- [Exercise objective] Copies of all lines containing the string "true" are needed from the data below.

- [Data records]

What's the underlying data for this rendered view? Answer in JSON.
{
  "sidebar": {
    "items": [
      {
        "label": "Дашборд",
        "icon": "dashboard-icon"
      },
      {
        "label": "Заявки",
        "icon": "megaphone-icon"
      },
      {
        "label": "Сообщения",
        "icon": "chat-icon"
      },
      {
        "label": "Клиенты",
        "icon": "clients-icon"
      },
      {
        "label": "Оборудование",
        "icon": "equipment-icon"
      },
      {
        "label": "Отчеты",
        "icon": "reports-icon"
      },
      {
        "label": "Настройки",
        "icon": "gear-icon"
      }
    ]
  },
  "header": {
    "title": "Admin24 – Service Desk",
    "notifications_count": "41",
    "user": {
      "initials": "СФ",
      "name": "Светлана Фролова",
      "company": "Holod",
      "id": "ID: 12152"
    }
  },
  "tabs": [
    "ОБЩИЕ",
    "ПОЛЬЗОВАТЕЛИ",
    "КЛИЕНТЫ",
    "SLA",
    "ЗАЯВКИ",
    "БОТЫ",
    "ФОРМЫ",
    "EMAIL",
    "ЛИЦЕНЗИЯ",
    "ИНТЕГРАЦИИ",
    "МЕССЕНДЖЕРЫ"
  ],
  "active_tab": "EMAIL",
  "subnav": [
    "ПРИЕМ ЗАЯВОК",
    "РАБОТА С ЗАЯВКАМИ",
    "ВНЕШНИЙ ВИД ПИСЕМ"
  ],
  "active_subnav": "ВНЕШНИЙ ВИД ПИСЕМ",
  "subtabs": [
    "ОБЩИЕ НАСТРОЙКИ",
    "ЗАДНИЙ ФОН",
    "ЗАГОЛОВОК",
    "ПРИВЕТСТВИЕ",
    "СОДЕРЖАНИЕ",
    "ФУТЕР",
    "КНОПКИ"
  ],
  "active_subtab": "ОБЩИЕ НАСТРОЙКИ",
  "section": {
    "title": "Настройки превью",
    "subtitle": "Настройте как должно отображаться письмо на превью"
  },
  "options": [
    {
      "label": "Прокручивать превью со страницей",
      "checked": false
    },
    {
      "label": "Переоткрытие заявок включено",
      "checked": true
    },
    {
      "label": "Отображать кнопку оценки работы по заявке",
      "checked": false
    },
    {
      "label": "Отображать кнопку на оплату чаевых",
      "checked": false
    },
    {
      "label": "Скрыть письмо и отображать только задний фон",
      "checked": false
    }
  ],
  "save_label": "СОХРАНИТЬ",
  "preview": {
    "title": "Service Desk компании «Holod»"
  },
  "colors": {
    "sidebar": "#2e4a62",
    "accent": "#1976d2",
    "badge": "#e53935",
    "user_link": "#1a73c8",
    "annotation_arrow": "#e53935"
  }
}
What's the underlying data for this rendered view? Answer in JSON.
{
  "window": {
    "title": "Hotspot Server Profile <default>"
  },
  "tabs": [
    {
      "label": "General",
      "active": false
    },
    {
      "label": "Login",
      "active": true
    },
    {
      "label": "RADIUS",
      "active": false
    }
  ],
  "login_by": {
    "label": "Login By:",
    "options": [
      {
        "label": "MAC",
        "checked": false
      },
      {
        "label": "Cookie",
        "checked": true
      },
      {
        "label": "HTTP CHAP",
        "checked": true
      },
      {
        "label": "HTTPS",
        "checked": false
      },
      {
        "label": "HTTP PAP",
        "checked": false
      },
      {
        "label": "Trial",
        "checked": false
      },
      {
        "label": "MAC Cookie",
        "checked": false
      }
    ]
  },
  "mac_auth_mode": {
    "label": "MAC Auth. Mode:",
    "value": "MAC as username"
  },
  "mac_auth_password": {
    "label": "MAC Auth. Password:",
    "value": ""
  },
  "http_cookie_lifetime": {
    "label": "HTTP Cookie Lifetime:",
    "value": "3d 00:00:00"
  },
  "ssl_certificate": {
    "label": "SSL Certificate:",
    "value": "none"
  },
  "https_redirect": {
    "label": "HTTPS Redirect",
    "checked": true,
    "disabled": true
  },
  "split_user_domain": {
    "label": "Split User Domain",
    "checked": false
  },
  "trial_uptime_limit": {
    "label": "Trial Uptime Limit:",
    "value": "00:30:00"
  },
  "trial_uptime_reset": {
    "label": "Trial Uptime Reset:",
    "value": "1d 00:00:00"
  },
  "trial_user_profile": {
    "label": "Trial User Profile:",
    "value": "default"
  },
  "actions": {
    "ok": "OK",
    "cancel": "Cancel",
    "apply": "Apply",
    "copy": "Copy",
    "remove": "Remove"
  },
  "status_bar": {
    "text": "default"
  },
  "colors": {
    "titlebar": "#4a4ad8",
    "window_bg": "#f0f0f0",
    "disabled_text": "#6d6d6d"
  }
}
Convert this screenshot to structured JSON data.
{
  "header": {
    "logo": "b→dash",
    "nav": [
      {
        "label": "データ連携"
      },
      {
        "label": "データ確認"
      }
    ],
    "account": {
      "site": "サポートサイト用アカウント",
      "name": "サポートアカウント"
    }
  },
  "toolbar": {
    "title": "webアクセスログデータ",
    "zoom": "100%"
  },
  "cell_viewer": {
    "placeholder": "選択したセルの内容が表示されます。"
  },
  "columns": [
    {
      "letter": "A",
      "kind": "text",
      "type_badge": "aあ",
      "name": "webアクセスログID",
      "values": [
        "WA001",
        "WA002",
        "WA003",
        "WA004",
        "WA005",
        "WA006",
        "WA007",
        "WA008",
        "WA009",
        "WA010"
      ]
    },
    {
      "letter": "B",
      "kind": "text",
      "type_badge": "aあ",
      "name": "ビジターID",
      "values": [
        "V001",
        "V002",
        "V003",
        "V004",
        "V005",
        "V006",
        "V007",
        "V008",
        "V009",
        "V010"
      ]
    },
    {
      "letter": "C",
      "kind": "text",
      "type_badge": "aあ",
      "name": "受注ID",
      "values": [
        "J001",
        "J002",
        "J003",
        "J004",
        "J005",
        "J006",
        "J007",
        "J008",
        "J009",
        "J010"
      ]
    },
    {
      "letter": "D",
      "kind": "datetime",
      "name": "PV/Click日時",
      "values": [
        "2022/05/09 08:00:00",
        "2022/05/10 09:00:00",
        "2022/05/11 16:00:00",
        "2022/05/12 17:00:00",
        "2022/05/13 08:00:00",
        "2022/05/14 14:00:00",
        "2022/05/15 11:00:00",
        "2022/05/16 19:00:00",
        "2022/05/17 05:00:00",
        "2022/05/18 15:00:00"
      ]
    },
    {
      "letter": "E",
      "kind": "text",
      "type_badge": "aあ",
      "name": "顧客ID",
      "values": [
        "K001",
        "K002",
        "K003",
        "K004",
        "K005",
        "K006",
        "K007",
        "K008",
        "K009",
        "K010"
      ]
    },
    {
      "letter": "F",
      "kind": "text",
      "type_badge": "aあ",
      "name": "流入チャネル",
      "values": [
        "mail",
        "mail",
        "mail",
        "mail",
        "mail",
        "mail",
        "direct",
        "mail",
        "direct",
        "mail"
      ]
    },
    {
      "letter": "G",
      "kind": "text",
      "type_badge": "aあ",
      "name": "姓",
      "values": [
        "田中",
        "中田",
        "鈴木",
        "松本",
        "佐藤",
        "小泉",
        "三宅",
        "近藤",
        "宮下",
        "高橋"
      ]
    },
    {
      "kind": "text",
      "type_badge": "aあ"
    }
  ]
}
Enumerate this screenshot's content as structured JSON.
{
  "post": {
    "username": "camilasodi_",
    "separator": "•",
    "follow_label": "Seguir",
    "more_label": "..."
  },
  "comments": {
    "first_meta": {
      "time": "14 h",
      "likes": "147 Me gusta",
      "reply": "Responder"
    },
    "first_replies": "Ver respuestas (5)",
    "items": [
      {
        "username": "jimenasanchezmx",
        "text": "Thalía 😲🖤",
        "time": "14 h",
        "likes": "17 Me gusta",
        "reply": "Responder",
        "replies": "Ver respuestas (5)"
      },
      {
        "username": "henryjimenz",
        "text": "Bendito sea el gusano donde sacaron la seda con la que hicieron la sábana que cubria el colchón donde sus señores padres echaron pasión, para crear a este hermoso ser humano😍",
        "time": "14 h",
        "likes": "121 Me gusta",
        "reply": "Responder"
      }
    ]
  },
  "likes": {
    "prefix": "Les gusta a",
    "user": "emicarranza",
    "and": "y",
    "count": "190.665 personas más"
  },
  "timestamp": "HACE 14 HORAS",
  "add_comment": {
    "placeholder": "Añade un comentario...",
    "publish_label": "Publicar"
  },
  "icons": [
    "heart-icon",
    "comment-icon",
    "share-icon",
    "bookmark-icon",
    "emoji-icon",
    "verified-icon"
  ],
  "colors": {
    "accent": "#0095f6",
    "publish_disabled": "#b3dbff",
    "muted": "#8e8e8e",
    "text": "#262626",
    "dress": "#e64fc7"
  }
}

- [The answer]
      "checked": true
      "active": true
        "checked": true
        "checked": true
    "checked": true,
    "disabled": true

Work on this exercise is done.